Back to the future: ‘nonpartisan’ proportional representation

Yesterday, I received an email from the Open Primaries organization. It included the following words. What’s interesting is the suggestion that proportional representation (PR) be designed to cater to independents. Independent-politics reformers typically oppose PR, and PR supporters typically have party proportionality in mind.

There is an accelerating conversation about electoral reform happening. Proportional representation, ranked choice voting, nonpartisan and open primaries, nonpartisan redistricting (and more) are all hot topics.

We’re particularly interested in conversations, campaigns and activities that bridge the gap between structural reform and rising independence. For reform to be maximally effective it needs to be grounded completely in where the American people are and where they are headed.

And they are going independent!

Chapter 3 of More Parties or No Parties documents a similar fusion at the height of the Progressive Era. It didn’t end well!

Superb article on primary reform

By Kyle Sammin for Real Clear Pennsylvania. The piece is all about replacing primaries with nomination-by-convention — a proposal that many political scientists likely would support. Here are my favorite lines:

Progressive–Era reformers thought they were returning power to the people by letting states interfere in party business. Instead, they wound up confusing the people, making them think of primary elections as a “first round” that precedes the general election. Returning to a convention system would let parties be parties again, help party members reach consensus instead of shouting past one another, and enable a party collectively to affirm its vision in choosing candidates who share its values.

And if you don’t like a party’s vision? Start your own party.

Also note the list of countries mentioned in the article. Several of them are frequently held up as examples of ranked-choice voting.

Minor parties also use conventions to select their candidates; so does nearly every political party around the world. Rather than spending taxpayer money on an election that benefits only themselves, the parties must pay their own way. And they do! In Canada, Britain, Ireland, Australia, and nearly any other democracy you can think of, this is how a party’s nominees are chosen.

This piece interestingly was written by a conservative.

Interwar Fabians on ‘instant runoff’

The following is from a 1924 pamphlet on electoral reform by the Fabian Society. The context involves the Labour Party replacing the Liberals as the UK’s main opposition to the Conservatives. The pamphlet itself is about proportional representation, but this excerpt is from a section called “The Alternative Vote.” It is interesting to compare the attendant circumstances with some that now obtain in American nominating primaries.

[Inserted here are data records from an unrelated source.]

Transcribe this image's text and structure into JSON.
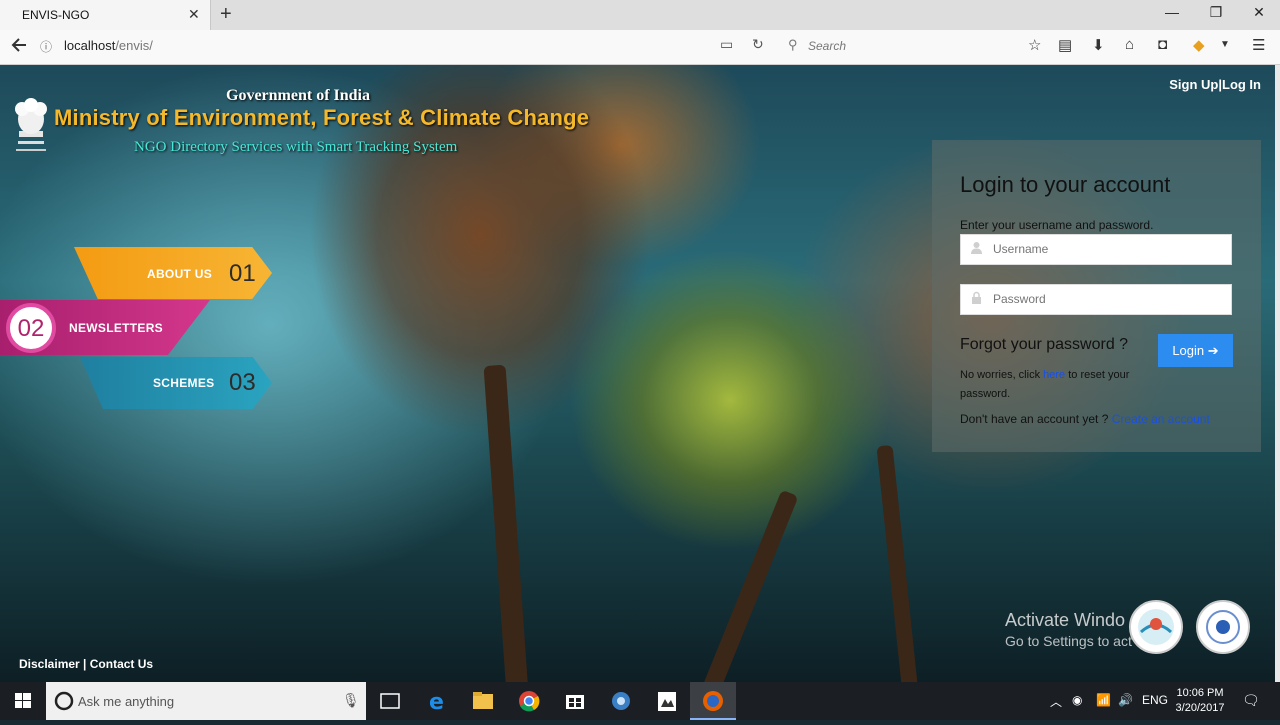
{
  "browser": {
    "tab_title": "ENVIS-NGO",
    "url_host": "localhost",
    "url_path": "/envis/",
    "search_placeholder": "Search"
  },
  "header": {
    "gov": "Government of India",
    "ministry": "Ministry of Environment, Forest & Climate Change",
    "subtitle": "NGO Directory Services with Smart Tracking System",
    "signup": "Sign Up",
    "separator": "|",
    "login": "Log In"
  },
  "menu": {
    "about": {
      "label": "ABOUT US",
      "num": "01"
    },
    "newsletters": {
      "label": "NEWSLETTERS",
      "num": "02"
    },
    "schemes": {
      "label": "SCHEMES",
      "num": "03"
    }
  },
  "login_panel": {
    "title": "Login to your account",
    "hint": "Enter your username and password.",
    "username_placeholder": "Username",
    "password_placeholder": "Password",
    "forgot": "Forgot your password ?",
    "button": "Login",
    "worries_prefix": "No worries, click",
    "worries_link": "here",
    "worries_suffix": "to reset your password.",
    "no_account": "Don't have an account yet ?",
    "create_link": "Create an account"
  },
  "watermark": {
    "line1": "Activate Windo",
    "line2": "Go to Settings to act"
  },
  "footer": {
    "disclaimer": "Disclaimer",
    "sep": "|",
    "contact": "Contact Us"
  },
  "taskbar": {
    "search_text": "Ask me anything",
    "lang": "ENG",
    "time": "10:06 PM",
    "date": "3/20/2017"
  },
  "colors": {
    "accent_orange": "#f4b82a",
    "accent_cyan": "#48e8d8",
    "login_button": "#2d8cf0",
    "newsletters": "#c02a7c",
    "schemes": "#2a94b4",
    "about": "#f5a623"
  }
}
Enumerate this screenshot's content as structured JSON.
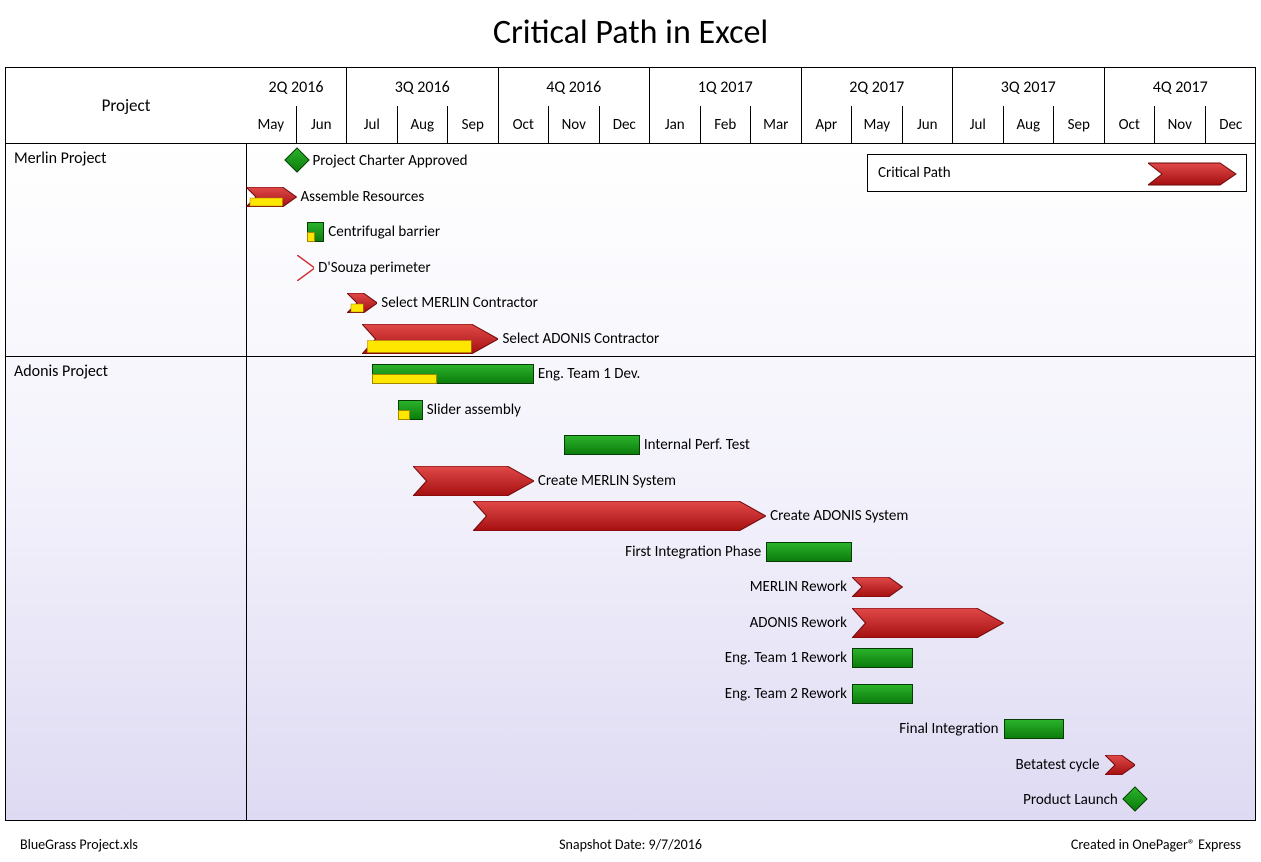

The method is suggested as a safeguard against minority seats. It is true that the successful candidate would be able to boast of a mathematical majority as proof of his representative quality. But this mathematical majority would not be a majority in the English political sense of the word, i.e., a majority of positive supporters [emphasis in original]. The candidate would be returned partly by the votes given to him to keep other candidates, considered as less desirable, out; and this is no morally decent basis for a Representative Assembly. Moreover, as it is likely that within 15 years the Liberal Party will be electorally defunct, we shall then be troubled with fewer of such multiple-candidate contests. It would be the height of political unwisdom to introduce a new and vicious element into the constitution to counteract a temporary ill.